May 17, 2004

It’s amazing and comforting to realize that world religions scholar Huston Smith, 84, has been toiling in the fields of the Lord for more than 40 years, teaching more than one generation of students and readers the many names by which the Lord is called. As a white-haired eminence, Smith has earned a volume that will introduce yet another generation to his capacious and respectful understanding of the necessity and function of religion.

Phil Cousineau, who has collaborated with Smith on previous projects and whose own work concentrates on the mythic underpinnings of modern culture, has compiled interviews with Smith, a majority of them conducted during the 1990s. Smith’s erudition, wit and conviction are engagingly displayed in wide-ranging exchanges. In his preface, Cousineau cites cross-cultural praise for the art of conversation, ranging from Caliph Ali Ben Ali to American transcendentalist Ralph Waldo Emerson, “[who] confided to a friend that he would gladly walk a hundred miles through a snowstorm for one good conversation.”

At the heart of these conversations is Smith’s lifelong conviction that religion matters. (He titled his 2001 book about the subject Why Religion Matters.) People engage in religious beliefs and practices not because they are weak-minded or seek an ideology that justifies oppression or terror. Rather, religion expresses some relationship or tie—from the Latin religare, to bind—to the Absolute, to “the way things are.” The Transcendent around which religions constellate themselves has different names and forms, and comparative-religionist Smith, who has taught at the Massachusetts Institute of Technology, Syracuse University and the University of California, Berkeley, has always taken pains to repeat that those differences matter, that the particular cultural forms that religion assumes partly account for its persuasiveness and persistence.

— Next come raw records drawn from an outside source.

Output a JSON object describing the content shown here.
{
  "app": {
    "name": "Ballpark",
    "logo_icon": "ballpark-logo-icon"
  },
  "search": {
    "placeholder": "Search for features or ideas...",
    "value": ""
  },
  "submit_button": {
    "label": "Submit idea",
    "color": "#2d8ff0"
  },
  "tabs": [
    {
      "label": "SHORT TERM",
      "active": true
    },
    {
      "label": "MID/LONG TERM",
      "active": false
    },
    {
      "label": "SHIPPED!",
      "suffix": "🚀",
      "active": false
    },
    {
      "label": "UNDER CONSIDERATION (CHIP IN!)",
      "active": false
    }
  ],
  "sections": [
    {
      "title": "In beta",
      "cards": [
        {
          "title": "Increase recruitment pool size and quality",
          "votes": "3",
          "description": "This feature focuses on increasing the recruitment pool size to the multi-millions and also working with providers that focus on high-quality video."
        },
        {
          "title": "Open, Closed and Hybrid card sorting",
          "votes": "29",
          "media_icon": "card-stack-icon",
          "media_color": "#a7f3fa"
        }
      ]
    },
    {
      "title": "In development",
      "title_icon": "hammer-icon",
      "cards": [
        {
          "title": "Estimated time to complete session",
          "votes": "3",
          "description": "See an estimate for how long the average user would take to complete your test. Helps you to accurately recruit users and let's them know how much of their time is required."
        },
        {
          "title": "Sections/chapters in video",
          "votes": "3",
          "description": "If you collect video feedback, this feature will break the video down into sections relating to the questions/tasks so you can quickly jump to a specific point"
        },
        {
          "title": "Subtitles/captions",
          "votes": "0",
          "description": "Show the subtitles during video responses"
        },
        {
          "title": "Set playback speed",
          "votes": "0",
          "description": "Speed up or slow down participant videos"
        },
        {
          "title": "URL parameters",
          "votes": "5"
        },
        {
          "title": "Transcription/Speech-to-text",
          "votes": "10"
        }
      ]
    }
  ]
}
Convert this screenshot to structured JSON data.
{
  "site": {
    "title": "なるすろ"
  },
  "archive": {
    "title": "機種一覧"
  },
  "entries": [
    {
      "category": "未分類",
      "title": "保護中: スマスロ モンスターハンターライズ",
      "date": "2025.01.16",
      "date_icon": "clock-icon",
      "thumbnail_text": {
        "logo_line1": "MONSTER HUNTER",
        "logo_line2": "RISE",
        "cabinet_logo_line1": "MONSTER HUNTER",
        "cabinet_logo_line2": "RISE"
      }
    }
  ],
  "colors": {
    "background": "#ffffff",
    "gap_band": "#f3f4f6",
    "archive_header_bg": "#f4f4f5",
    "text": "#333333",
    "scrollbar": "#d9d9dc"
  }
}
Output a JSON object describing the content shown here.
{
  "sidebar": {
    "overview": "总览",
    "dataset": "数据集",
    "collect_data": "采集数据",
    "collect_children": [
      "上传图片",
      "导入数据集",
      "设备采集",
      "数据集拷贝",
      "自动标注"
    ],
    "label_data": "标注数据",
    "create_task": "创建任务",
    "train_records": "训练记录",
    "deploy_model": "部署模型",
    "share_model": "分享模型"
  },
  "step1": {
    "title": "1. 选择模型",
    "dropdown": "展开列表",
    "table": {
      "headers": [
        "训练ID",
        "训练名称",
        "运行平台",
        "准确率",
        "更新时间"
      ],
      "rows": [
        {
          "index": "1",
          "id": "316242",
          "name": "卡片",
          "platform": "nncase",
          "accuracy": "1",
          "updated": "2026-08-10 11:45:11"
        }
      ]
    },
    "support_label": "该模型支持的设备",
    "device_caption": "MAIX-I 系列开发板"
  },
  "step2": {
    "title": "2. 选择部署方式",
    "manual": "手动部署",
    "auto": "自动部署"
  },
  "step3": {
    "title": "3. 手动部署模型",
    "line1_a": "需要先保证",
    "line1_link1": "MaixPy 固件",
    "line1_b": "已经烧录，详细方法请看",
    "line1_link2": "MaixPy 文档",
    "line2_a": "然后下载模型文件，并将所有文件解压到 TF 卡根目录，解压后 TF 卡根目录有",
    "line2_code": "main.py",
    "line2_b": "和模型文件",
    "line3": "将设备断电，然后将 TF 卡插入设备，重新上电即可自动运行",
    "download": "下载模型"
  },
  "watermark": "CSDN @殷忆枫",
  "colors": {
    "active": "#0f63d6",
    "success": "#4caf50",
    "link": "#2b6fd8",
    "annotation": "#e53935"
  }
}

Smith has worked hard at balancing with intellectual integrity the divine universal and its particular manifestations, steering a Buddhalike middle way between the Scylla of “religious parity”—his words for indiscriminately lumping together all divine revelations—and the Charybdis of “rank ordering the religions”—his words for deciding how much “truth sufficient unto salvation” each religion holds.

If this qualified universalism goes against the postmodern grain, so too does his involvement with the religions he has studied and taught. He has studied yoga at an Indian ashram, sat with his Zen Buddhist roshi, dervish-danced with Sufis and used peyote with Native Americans. He has talked with Aldous Huxley, the Dalai Lama, Joseph Campbell and D. T. Suzuki. In a television interview Bill Moyers asks Smith about the danger of “losing his objectivity” and proselytizing students. Smith responds,

I really try to make myself a plate glass window, so [students are] not listening to me, they’re not looking at me, they’re looking at these wisdom traditions and what they say. . . . I admit I’m a proselytizer in one sense for the wisdom traditions. But if somebody is uninterested, I’m not a missionary in the sense of seeking them out.

Smith’s parents were Methodist missionaries. Smith spent the first 17 years of his life in China and has retained a cross-cultural frame of reference. He speaks in a 1996 interview of rediscovering the Christian faith of his childhood without ever having abandoned it, citing the observation of a friend who told him, “Huston, you are the only Confucian Methodist I know. The only reason you stay with the Methodist Church is filial piety and ancestor worship.”

In the religiously plural world Smith has interpreted, he can be a well-informed apologist for religion in general rather than for any one particular expression of it. Understood as the human striving for the highest that necessarily takes some institutional form, religion can use champions in this spiritual-but-not-religious age. Its critics got fresh and considerable ammunition in the 9/11 terrorist attack, which was ostensibly motivated by religion but happened within a context of political relationships not marked by religious understanding. Religion needs more of the light that Smith shines on it, the better to distinguish the forces of darkness that also persist.